[Extracted data entries]
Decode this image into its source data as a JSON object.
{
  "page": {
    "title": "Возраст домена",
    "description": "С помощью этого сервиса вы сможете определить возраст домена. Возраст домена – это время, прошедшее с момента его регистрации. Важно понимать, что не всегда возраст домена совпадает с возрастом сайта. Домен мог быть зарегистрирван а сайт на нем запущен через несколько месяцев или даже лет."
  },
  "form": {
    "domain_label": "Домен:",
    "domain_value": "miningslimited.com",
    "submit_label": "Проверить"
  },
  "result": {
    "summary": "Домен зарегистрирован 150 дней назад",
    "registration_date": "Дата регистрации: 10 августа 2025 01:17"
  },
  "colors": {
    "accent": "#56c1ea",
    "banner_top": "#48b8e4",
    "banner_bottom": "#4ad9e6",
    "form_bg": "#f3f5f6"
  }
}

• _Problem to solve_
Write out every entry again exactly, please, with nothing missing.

• _Result of the task_
Decode this image into its source data as a JSON object.
{
  "page": {
    "title": "Возраст домена",
    "description": "С помощью этого сервиса вы сможете определить возраст домена. Возраст домена – это время, прошедшее с момента его регистрации. Важно понимать, что не всегда возраст домена совпадает с возрастом сайта. Домен мог быть зарегистрирван а сайт на нем запущен через несколько месяцев или даже лет."
  },
  "form": {
    "domain_label": "Домен:",
    "domain_value": "miningslimited.com",
    "submit_label": "Проверить"
  },
  "result": {
    "summary": "Домен зарегистрирован 150 дней назад",
    "registration_date": "Дата регистрации: 10 августа 2025 01:17"
  },
  "colors": {
    "accent": "#56c1ea",
    "banner_top": "#48b8e4",
    "banner_bottom": "#4ad9e6",
    "form_bg": "#f3f5f6"
  }
}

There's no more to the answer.